# Assignment:
Search the records below for the string "this", and report each line that contains it.

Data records
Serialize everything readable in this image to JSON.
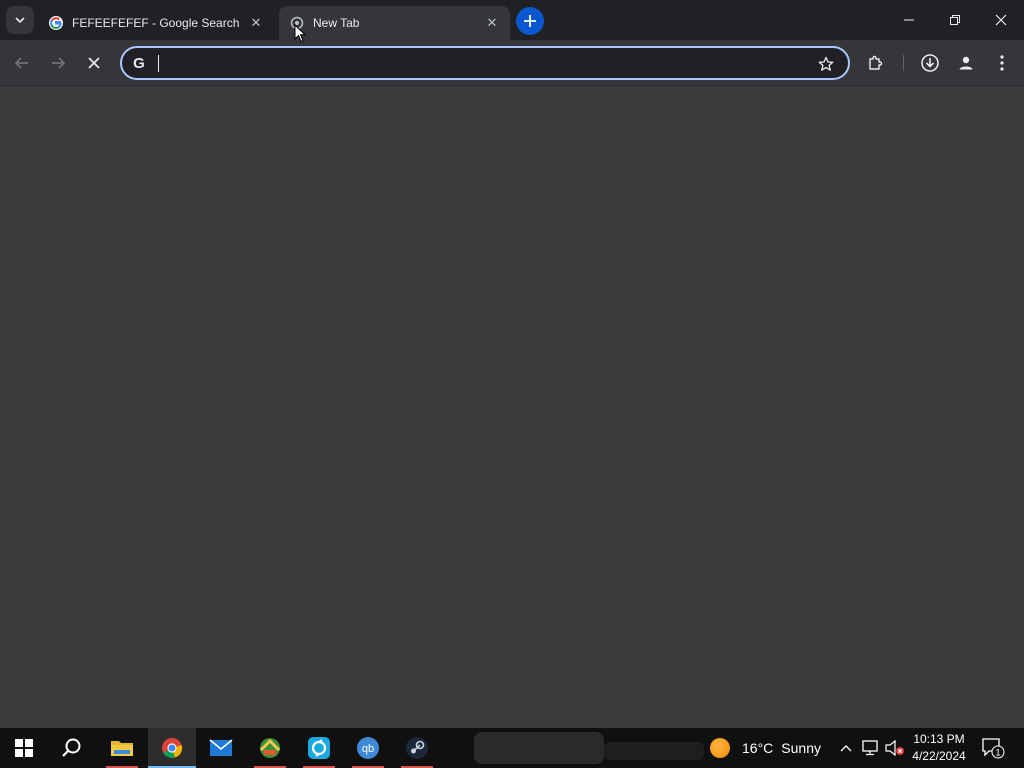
{
  "browser": {
    "tabs": [
      {
        "title": "FEFEEFEFEF - Google Search",
        "favicon": "google-g-icon",
        "active": false
      },
      {
        "title": "New Tab",
        "favicon": "loading-globe-icon",
        "active": true
      }
    ],
    "new_tab_label": "+",
    "window_controls": [
      "minimize-icon",
      "restore-icon",
      "close-icon"
    ]
  },
  "toolbar": {
    "back_icon": "back-arrow-icon",
    "forward_icon": "forward-arrow-icon",
    "stop_icon": "stop-loading-icon",
    "omnibox": {
      "value": "",
      "search_engine_icon": "G"
    },
    "right_icons": [
      "bookmark-star-icon",
      "extensions-icon",
      "downloads-icon",
      "profile-icon",
      "menu-icon"
    ]
  },
  "taskbar": {
    "apps": [
      "start-button",
      "search-icon",
      "file-explorer-icon",
      "chrome-icon",
      "mail-icon",
      "app-icon",
      "app-icon",
      "qbittorrent-icon",
      "steam-icon"
    ],
    "weather": {
      "temperature": "16°C",
      "condition": "Sunny"
    },
    "clock": {
      "time": "10:13 PM",
      "date": "4/22/2024"
    },
    "notification_count": "1"
  },
  "colors": {
    "tabstrip_bg": "#202124",
    "toolbar_bg": "#35363a",
    "content_bg": "#3c3c3c",
    "accent_blue": "#0b57d0",
    "omnibox_focus": "#a8c7fa",
    "taskbar_bg": "#101010"
  }
}
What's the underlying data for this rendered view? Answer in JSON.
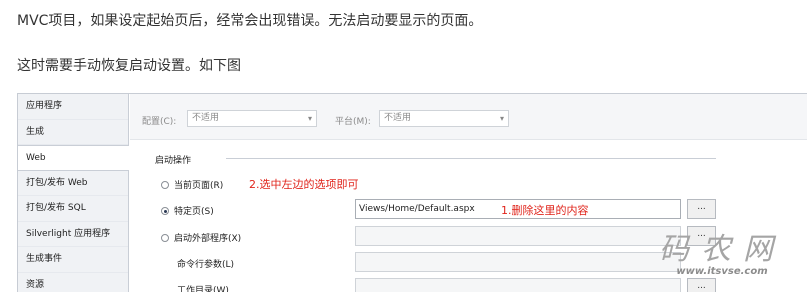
{
  "article": {
    "line1": "MVC项目，如果设定起始页后，经常会出现错误。无法启动要显示的页面。",
    "line2": "这时需要手动恢复启动设置。如下图"
  },
  "sidebar": {
    "items": [
      {
        "label": "应用程序"
      },
      {
        "label": "生成"
      },
      {
        "label": "Web",
        "selected": true
      },
      {
        "label": "打包/发布 Web"
      },
      {
        "label": "打包/发布 SQL"
      },
      {
        "label": "Silverlight 应用程序"
      },
      {
        "label": "生成事件"
      },
      {
        "label": "资源"
      }
    ]
  },
  "config": {
    "config_label": "配置(C):",
    "config_value": "不适用",
    "platform_label": "平台(M):",
    "platform_value": "不适用"
  },
  "start_action": {
    "group_title": "启动操作",
    "current_page_label": "当前页面(R)",
    "specific_page_label": "特定页(S)",
    "specific_page_value": "Views/Home/Default.aspx",
    "external_program_label": "启动外部程序(X)",
    "command_args_label": "命令行参数(L)",
    "working_dir_label": "工作目录(W)",
    "browse_label": "..."
  },
  "annotations": {
    "select_left": "2.选中左边的选项即可",
    "delete_here": "1.删除这里的内容"
  },
  "watermark": {
    "logo_text": "码农网",
    "url": "www.itsvse.com"
  },
  "colors": {
    "annotation_red": "#e0241b",
    "sidebar_bg": "#f0f2f5",
    "config_bar_bg": "#f5f6f8"
  }
}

# Written solution:
Serialize everything readable in this image to JSON.
What's the underlying data for this rendered view? Answer in JSON.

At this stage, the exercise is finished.